(Records from a collection)
▽
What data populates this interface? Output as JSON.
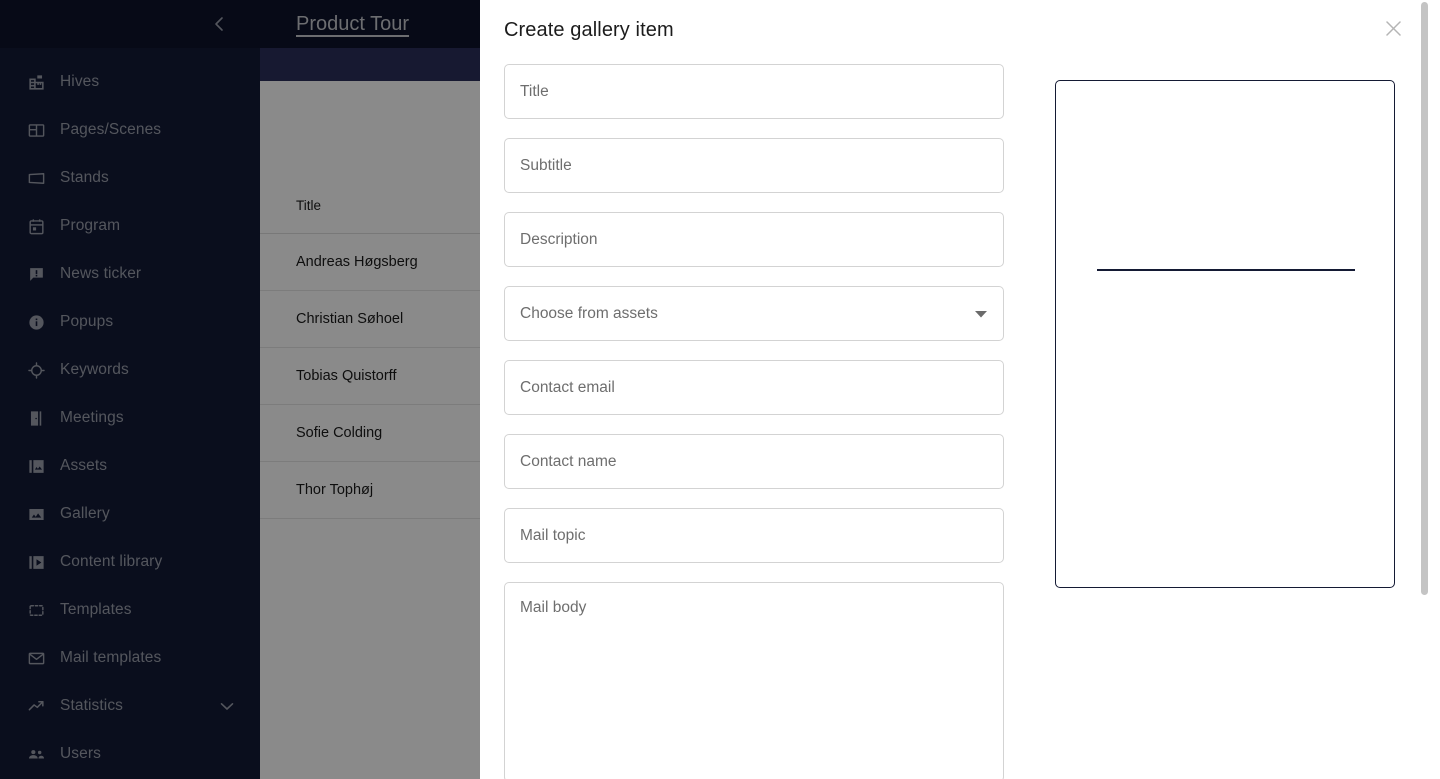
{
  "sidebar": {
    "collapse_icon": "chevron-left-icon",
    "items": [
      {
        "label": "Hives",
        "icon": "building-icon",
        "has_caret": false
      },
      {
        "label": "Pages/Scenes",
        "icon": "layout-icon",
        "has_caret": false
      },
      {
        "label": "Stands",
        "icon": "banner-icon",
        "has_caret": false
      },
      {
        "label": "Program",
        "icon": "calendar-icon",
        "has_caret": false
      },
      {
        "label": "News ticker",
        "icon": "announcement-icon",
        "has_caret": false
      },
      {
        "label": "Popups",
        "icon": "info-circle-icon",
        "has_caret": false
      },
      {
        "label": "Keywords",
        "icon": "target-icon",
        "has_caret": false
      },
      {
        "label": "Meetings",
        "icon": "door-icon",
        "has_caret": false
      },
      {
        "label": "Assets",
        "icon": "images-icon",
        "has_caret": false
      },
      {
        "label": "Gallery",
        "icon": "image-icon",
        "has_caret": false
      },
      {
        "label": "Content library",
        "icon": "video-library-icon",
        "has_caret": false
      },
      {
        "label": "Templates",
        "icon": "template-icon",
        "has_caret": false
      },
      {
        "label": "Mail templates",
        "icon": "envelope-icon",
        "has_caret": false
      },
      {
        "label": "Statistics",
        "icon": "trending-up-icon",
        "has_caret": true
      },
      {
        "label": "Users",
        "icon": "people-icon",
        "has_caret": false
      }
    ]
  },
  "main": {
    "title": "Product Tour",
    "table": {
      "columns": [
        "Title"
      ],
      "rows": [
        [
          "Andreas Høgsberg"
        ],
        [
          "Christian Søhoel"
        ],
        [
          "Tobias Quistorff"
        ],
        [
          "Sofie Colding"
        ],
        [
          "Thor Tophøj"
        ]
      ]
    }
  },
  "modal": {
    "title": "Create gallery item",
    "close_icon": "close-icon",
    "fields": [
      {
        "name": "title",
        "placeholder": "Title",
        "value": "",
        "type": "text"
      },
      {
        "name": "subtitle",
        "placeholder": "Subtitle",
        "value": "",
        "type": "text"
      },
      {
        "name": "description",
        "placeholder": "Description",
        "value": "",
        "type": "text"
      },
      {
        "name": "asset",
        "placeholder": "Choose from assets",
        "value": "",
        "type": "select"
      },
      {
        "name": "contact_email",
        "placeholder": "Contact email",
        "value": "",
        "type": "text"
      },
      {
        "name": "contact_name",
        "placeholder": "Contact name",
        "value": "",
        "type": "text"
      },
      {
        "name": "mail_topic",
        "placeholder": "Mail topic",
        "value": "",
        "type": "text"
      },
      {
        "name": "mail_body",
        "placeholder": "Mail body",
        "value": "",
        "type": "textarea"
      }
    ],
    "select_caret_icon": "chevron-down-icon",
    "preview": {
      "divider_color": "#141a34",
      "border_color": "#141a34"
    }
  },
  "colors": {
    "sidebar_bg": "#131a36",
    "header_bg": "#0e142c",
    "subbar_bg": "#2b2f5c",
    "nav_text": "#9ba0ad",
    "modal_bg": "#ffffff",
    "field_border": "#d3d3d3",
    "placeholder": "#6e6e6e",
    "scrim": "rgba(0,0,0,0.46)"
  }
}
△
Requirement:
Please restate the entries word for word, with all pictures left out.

Reply to the exercise:
What data populates this interface? Output as JSON.
{
  "sidebar": {
    "collapse_icon": "chevron-left-icon",
    "items": [
      {
        "label": "Hives",
        "icon": "building-icon",
        "has_caret": false
      },
      {
        "label": "Pages/Scenes",
        "icon": "layout-icon",
        "has_caret": false
      },
      {
        "label": "Stands",
        "icon": "banner-icon",
        "has_caret": false
      },
      {
        "label": "Program",
        "icon": "calendar-icon",
        "has_caret": false
      },
      {
        "label": "News ticker",
        "icon": "announcement-icon",
        "has_caret": false
      },
      {
        "label": "Popups",
        "icon": "info-circle-icon",
        "has_caret": false
      },
      {
        "label": "Keywords",
        "icon": "target-icon",
        "has_caret": false
      },
      {
        "label": "Meetings",
        "icon": "door-icon",
        "has_caret": false
      },
      {
        "label": "Assets",
        "icon": "images-icon",
        "has_caret": false
      },
      {
        "label": "Gallery",
        "icon": "image-icon",
        "has_caret": false
      },
      {
        "label": "Content library",
        "icon": "video-library-icon",
        "has_caret": false
      },
      {
        "label": "Templates",
        "icon": "template-icon",
        "has_caret": false
      },
      {
        "label": "Mail templates",
        "icon": "envelope-icon",
        "has_caret": false
      },
      {
        "label": "Statistics",
        "icon": "trending-up-icon",
        "has_caret": true
      },
      {
        "label": "Users",
        "icon": "people-icon",
        "has_caret": false
      }
    ]
  },
  "main": {
    "title": "Product Tour",
    "table": {
      "columns": [
        "Title"
      ],
      "rows": [
        [
          "Andreas Høgsberg"
        ],
        [
          "Christian Søhoel"
        ],
        [
          "Tobias Quistorff"
        ],
        [
          "Sofie Colding"
        ],
        [
          "Thor Tophøj"
        ]
      ]
    }
  },
  "modal": {
    "title": "Create gallery item",
    "close_icon": "close-icon",
    "fields": [
      {
        "name": "title",
        "placeholder": "Title",
        "value": "",
        "type": "text"
      },
      {
        "name": "subtitle",
        "placeholder": "Subtitle",
        "value": "",
        "type": "text"
      },
      {
        "name": "description",
        "placeholder": "Description",
        "value": "",
        "type": "text"
      },
      {
        "name": "asset",
        "placeholder": "Choose from assets",
        "value": "",
        "type": "select"
      },
      {
        "name": "contact_email",
        "placeholder": "Contact email",
        "value": "",
        "type": "text"
      },
      {
        "name": "contact_name",
        "placeholder": "Contact name",
        "value": "",
        "type": "text"
      },
      {
        "name": "mail_topic",
        "placeholder": "Mail topic",
        "value": "",
        "type": "text"
      },
      {
        "name": "mail_body",
        "placeholder": "Mail body",
        "value": "",
        "type": "textarea"
      }
    ],
    "select_caret_icon": "chevron-down-icon",
    "preview": {
      "divider_color": "#141a34",
      "border_color": "#141a34"
    }
  },
  "colors": {
    "sidebar_bg": "#131a36",
    "header_bg": "#0e142c",
    "subbar_bg": "#2b2f5c",
    "nav_text": "#9ba0ad",
    "modal_bg": "#ffffff",
    "field_border": "#d3d3d3",
    "placeholder": "#6e6e6e",
    "scrim": "rgba(0,0,0,0.46)"
  }
}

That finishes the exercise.